But even the most optimistic farm boy would never have imagined the life that was to unfold... a life that would establish Slim as the voice of the nation, the chronicler of Australian history in song.
As the world enters a new millennium, Slim is as strong as ever, still building, and living, the dream.
Slim has managed to hold on to those early visions of writing and singing about the bush because during his lengthy career, he has kept in touch with his audience. And he has done this in a very real and meaningful way, so much so that his fans would feel that Slim is one of their mates and his songs "just a good yarn you might hear from a mate at the pub, around a camp fire in the bush or at a back yard barbie".
He describes his music as "songs about real Australians. I have to be fair dinkum with my audience. I can't see any other way of doing it," he says. "You have to believe in what you are singing about."
To quote a London Country Music People magazine review: "Three things are certain in this life. Death, Taxes... and Slim Dusty. This man has been making music and epitomising the spirit of Australia for 50 years. Although he had a massive worldwide hit with A Pub With No Beer in the late '50s, few outside his home country are aware of the continuing popularity and reverence in which Dusty is held Down Under, not only by the public but by his fellow musicians and artists, including those who hang their hat under the New Country sign."
Slim Dusty was the first Australian to receive a Gold Record (still the only 78 rpm gold record in existence in this country), the first Australian to have an international record hit, and the first singer in the world to have his voice beamed to earth from space (in 1983, astronauts Bob Crippen and John Young played Slim singing Waltzing Matilda from the space shuttle "Columbia" as it passed over Australia).
His amazing career spans six decades, has him holding 35 Golden Guitars (an achievement as yet, and unlikely to be, unequalled), more Gold and Platinum Record Awards than any other Australian artist, ARIA Awards (Australian Recording Industry Awards) including induction into the ARIA Hall of Fame, video sales Platinum and Gold Awards, an MBE and Order of Australia for his services to entertainment, and he was one of the earliest inducted to the Country Music Roll of Renown.
Just recently (1999) Slim was named Father of the Year and Senior Australian of the Year... two more accolades added to numerous other awards and honours.
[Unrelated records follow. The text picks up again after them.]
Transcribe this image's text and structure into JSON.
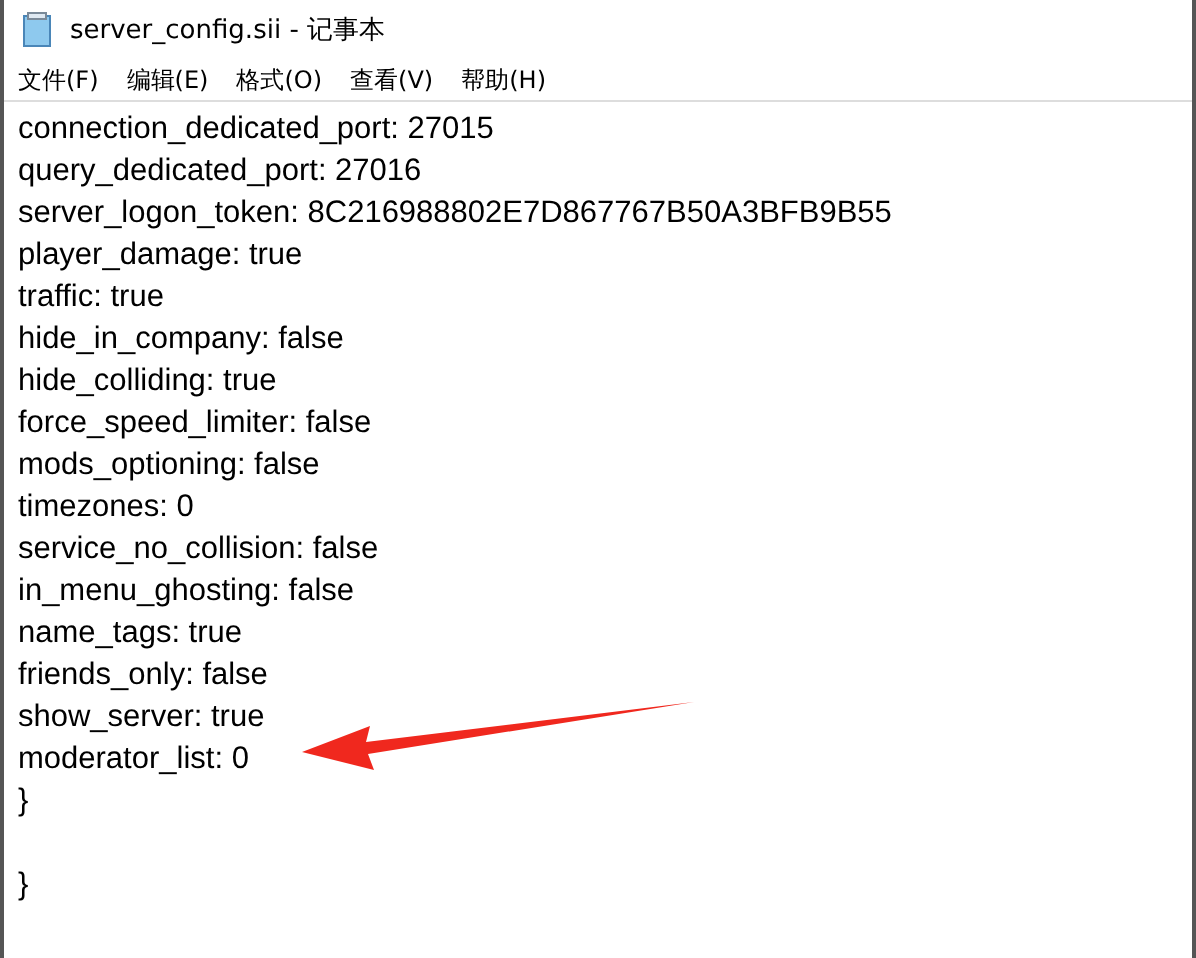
{
  "window": {
    "title": "server_config.sii - 记事本"
  },
  "menu": [
    "文件(F)",
    "编辑(E)",
    "格式(O)",
    "查看(V)",
    "帮助(H)"
  ],
  "lines": [
    "connection_dedicated_port: 27015",
    "query_dedicated_port: 27016",
    "server_logon_token: 8C216988802E7D867767B50A3BFB9B55",
    "player_damage: true",
    "traffic: true",
    "hide_in_company: false",
    "hide_colliding: true",
    "force_speed_limiter: false",
    "mods_optioning: false",
    "timezones: 0",
    "service_no_collision: false",
    "in_menu_ghosting: false",
    "name_tags: true",
    "friends_only: false",
    "show_server: true",
    "moderator_list: 0",
    "}"
  ],
  "lines_after_blank_line": [
    "}"
  ]
}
He is rightly known as the "Historian of the Bush" but his songs and his stage performances reflect the changing face of Australia in the country as well as in the city. RS